EXERCISE INSTRUCTIONS: Print the lines below exactly as written, with none missing.

INFORMATION SHOWN:

[Start of Attachment]

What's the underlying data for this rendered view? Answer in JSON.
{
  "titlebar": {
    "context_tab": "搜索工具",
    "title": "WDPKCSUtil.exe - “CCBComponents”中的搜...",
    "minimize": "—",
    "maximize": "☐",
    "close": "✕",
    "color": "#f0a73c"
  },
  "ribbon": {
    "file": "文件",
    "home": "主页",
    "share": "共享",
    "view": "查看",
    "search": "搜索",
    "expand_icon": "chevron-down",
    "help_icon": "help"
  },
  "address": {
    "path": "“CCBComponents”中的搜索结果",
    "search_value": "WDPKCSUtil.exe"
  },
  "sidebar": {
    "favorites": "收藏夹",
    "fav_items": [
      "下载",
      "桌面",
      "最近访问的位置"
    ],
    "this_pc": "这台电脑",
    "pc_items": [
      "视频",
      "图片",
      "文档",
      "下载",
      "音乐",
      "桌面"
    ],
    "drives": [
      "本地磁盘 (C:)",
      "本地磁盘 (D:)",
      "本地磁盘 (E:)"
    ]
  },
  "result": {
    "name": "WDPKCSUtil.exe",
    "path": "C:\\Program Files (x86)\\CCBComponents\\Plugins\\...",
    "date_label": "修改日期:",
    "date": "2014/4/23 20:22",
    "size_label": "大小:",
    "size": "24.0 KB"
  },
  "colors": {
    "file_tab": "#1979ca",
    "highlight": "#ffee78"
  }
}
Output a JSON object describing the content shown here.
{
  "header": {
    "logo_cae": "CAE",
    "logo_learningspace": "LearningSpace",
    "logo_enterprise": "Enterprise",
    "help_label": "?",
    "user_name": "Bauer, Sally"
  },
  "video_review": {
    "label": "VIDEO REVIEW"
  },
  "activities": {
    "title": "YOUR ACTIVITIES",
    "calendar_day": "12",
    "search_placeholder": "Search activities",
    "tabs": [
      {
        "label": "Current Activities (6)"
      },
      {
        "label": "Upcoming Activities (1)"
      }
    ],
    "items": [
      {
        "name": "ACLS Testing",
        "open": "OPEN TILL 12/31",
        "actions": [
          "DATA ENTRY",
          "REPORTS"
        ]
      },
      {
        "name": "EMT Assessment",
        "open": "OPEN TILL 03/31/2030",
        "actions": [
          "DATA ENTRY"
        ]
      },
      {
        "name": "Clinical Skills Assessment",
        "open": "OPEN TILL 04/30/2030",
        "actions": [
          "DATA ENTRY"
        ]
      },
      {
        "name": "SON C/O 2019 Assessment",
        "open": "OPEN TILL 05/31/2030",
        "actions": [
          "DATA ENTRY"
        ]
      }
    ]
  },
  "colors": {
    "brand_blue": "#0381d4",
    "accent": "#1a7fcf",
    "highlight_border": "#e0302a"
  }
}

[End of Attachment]

RESULT FOR THIS EXERCISE:
What's the underlying data for this rendered view? Answer in JSON.
{
  "titlebar": {
    "context_tab": "搜索工具",
    "title": "WDPKCSUtil.exe - “CCBComponents”中的搜...",
    "minimize": "—",
    "maximize": "☐",
    "close": "✕",
    "color": "#f0a73c"
  },
  "ribbon": {
    "file": "文件",
    "home": "主页",
    "share": "共享",
    "view": "查看",
    "search": "搜索",
    "expand_icon": "chevron-down",
    "help_icon": "help"
  },
  "address": {
    "path": "“CCBComponents”中的搜索结果",
    "search_value": "WDPKCSUtil.exe"
  },
  "sidebar": {
    "favorites": "收藏夹",
    "fav_items": [
      "下载",
      "桌面",
      "最近访问的位置"
    ],
    "this_pc": "这台电脑",
    "pc_items": [
      "视频",
      "图片",
      "文档",
      "下载",
      "音乐",
      "桌面"
    ],
    "drives": [
      "本地磁盘 (C:)",
      "本地磁盘 (D:)",
      "本地磁盘 (E:)"
    ]
  },
  "result": {
    "name": "WDPKCSUtil.exe",
    "path": "C:\\Program Files (x86)\\CCBComponents\\Plugins\\...",
    "date_label": "修改日期:",
    "date": "2014/4/23 20:22",
    "size_label": "大小:",
    "size": "24.0 KB"
  },
  "colors": {
    "file_tab": "#1979ca",
    "highlight": "#ffee78"
  }
}
Output a JSON object describing the content shown here.
{
  "header": {
    "logo_cae": "CAE",
    "logo_learningspace": "LearningSpace",
    "logo_enterprise": "Enterprise",
    "help_label": "?",
    "user_name": "Bauer, Sally"
  },
  "video_review": {
    "label": "VIDEO REVIEW"
  },
  "activities": {
    "title": "YOUR ACTIVITIES",
    "calendar_day": "12",
    "search_placeholder": "Search activities",
    "tabs": [
      {
        "label": "Current Activities (6)"
      },
      {
        "label": "Upcoming Activities (1)"
      }
    ],
    "items": [
      {
        "name": "ACLS Testing",
        "open": "OPEN TILL 12/31",
        "actions": [
          "DATA ENTRY",
          "REPORTS"
        ]
      },
      {
        "name": "EMT Assessment",
        "open": "OPEN TILL 03/31/2030",
        "actions": [
          "DATA ENTRY"
        ]
      },
      {
        "name": "Clinical Skills Assessment",
        "open": "OPEN TILL 04/30/2030",
        "actions": [
          "DATA ENTRY"
        ]
      },
      {
        "name": "SON C/O 2019 Assessment",
        "open": "OPEN TILL 05/31/2030",
        "actions": [
          "DATA ENTRY"
        ]
      }
    ]
  },
  "colors": {
    "brand_blue": "#0381d4",
    "accent": "#1a7fcf",
    "highlight_border": "#e0302a"
  }
}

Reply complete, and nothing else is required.